Entries from a dataset of interfaces:
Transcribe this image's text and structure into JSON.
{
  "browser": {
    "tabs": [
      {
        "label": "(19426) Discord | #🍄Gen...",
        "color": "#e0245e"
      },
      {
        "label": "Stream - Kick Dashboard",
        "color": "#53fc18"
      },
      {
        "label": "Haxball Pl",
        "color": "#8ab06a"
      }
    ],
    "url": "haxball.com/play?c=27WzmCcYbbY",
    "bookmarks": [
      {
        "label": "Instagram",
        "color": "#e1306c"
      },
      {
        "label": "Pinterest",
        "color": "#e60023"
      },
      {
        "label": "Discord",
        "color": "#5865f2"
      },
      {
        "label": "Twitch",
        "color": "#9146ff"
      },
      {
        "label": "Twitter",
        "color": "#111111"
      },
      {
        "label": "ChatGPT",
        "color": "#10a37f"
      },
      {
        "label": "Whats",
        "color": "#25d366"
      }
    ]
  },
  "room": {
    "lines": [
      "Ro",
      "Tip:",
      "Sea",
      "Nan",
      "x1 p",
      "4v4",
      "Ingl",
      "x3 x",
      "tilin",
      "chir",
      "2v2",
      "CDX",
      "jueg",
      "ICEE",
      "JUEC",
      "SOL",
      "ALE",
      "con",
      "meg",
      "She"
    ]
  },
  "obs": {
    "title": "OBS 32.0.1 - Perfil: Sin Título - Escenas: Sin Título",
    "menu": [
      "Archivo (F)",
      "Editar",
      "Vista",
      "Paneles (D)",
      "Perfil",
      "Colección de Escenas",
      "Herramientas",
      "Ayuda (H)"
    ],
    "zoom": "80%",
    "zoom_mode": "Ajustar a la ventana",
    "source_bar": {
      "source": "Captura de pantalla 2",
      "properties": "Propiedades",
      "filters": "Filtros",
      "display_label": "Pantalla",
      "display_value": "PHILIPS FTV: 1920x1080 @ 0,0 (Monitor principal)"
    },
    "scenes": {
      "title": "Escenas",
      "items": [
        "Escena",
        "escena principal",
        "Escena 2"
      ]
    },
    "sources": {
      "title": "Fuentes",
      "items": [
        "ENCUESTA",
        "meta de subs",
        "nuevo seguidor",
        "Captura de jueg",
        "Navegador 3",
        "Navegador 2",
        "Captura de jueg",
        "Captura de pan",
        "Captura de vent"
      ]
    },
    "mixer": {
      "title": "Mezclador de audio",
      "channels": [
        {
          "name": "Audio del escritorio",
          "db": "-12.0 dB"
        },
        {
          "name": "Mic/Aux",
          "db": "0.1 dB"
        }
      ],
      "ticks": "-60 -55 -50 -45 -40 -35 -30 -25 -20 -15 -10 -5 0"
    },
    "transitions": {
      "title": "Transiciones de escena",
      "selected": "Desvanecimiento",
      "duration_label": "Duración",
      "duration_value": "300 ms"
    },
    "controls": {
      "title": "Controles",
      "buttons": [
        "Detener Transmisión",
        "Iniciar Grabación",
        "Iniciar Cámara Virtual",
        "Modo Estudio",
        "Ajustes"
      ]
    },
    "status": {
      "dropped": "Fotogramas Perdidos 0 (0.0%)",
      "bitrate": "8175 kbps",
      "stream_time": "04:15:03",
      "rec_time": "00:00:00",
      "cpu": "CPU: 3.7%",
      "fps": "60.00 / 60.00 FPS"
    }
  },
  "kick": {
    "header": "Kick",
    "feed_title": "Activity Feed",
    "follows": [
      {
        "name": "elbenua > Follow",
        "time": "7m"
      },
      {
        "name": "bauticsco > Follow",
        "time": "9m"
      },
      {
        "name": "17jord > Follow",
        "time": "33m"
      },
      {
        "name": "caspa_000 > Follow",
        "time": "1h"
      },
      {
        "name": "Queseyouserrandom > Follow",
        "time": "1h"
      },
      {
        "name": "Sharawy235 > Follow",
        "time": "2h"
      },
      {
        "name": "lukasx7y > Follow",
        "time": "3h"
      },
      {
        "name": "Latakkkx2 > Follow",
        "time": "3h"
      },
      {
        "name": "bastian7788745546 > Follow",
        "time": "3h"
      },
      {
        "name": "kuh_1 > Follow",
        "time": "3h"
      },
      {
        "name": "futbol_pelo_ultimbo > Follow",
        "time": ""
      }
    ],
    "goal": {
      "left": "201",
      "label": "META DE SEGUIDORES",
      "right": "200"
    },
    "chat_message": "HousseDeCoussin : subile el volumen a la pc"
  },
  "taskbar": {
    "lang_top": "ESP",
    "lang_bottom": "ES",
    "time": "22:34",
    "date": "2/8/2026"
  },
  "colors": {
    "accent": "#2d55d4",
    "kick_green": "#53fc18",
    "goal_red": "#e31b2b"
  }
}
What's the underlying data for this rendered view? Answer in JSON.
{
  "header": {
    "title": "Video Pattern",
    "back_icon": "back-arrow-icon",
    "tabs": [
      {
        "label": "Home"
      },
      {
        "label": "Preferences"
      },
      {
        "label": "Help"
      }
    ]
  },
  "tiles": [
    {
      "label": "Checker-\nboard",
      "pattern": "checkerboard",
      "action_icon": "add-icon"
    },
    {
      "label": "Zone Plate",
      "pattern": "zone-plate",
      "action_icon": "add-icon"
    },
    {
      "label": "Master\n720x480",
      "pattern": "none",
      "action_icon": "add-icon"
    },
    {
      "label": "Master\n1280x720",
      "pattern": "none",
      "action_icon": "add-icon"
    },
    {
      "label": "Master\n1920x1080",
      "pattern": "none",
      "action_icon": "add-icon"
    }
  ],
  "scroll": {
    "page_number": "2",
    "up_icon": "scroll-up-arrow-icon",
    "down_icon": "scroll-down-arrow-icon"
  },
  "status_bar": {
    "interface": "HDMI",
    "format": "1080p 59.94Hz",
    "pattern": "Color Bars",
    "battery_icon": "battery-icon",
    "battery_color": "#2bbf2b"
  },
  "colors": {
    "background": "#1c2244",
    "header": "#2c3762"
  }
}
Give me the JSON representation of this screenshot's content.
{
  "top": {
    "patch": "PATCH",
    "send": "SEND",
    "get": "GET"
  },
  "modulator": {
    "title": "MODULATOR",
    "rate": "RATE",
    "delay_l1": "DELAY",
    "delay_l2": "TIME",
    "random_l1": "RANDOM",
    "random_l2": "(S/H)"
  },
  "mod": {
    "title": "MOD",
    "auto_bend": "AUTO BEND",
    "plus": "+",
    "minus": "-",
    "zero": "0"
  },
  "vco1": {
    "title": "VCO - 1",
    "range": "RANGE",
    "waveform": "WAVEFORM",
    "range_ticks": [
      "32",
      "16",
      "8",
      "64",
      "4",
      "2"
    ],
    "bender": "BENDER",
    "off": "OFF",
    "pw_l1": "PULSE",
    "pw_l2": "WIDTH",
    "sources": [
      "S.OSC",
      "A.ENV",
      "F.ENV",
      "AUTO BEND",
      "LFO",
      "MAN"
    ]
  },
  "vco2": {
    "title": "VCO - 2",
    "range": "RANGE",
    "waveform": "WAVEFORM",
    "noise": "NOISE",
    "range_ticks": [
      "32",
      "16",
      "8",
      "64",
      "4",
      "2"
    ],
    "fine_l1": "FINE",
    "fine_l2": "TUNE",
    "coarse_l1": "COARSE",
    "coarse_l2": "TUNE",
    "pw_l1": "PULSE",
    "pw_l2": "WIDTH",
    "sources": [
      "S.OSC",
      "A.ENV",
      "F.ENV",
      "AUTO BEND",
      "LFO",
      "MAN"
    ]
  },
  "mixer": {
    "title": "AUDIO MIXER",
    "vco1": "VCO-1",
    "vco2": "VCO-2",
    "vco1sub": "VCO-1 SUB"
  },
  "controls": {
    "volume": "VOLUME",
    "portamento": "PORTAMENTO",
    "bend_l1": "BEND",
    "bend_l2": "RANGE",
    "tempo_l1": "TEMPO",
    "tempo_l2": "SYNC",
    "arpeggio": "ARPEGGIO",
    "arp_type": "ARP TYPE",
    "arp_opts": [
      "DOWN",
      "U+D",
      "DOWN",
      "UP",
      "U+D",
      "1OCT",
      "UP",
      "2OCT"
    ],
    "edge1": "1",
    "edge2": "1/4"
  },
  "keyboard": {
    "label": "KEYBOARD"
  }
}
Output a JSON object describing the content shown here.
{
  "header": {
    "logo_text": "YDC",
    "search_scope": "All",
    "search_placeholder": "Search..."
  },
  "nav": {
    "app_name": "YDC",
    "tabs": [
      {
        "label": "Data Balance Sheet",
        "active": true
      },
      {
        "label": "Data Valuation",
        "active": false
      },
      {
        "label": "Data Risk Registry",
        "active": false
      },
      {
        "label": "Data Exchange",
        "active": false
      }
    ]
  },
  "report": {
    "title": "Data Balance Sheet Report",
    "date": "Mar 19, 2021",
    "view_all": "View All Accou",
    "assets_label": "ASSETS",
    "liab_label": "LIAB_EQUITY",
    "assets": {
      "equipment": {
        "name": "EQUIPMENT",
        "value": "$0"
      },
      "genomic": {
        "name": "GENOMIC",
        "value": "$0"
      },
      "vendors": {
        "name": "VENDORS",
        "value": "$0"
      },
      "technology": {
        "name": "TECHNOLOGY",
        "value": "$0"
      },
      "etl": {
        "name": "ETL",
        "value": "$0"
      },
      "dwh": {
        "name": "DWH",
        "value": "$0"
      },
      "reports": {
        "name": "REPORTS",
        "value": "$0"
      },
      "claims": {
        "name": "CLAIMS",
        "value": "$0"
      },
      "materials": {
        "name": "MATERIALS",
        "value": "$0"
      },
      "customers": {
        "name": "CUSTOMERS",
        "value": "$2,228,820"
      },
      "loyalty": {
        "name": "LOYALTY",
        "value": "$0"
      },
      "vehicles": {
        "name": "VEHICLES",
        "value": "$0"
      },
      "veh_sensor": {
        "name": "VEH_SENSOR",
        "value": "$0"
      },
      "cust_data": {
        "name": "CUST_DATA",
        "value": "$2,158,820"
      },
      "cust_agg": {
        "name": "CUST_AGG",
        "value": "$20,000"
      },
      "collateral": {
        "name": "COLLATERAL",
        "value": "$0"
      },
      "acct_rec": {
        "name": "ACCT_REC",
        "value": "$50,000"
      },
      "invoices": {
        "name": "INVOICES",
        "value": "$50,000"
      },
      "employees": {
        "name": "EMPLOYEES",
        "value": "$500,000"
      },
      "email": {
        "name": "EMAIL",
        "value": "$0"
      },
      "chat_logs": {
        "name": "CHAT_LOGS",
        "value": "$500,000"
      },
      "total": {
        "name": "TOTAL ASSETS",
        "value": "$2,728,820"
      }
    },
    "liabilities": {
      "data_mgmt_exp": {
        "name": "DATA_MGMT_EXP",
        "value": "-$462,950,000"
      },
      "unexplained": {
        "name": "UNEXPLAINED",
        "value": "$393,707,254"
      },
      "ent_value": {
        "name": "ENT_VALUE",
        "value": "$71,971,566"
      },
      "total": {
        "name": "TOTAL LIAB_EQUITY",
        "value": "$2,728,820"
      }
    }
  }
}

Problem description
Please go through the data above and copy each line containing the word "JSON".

Result of this exercise
Transcribe this image's text and structure into JSON.
What's the underlying data for this rendered view? Answer in JSON.
Give me the JSON representation of this screenshot's content.
Output a JSON object describing the content shown here.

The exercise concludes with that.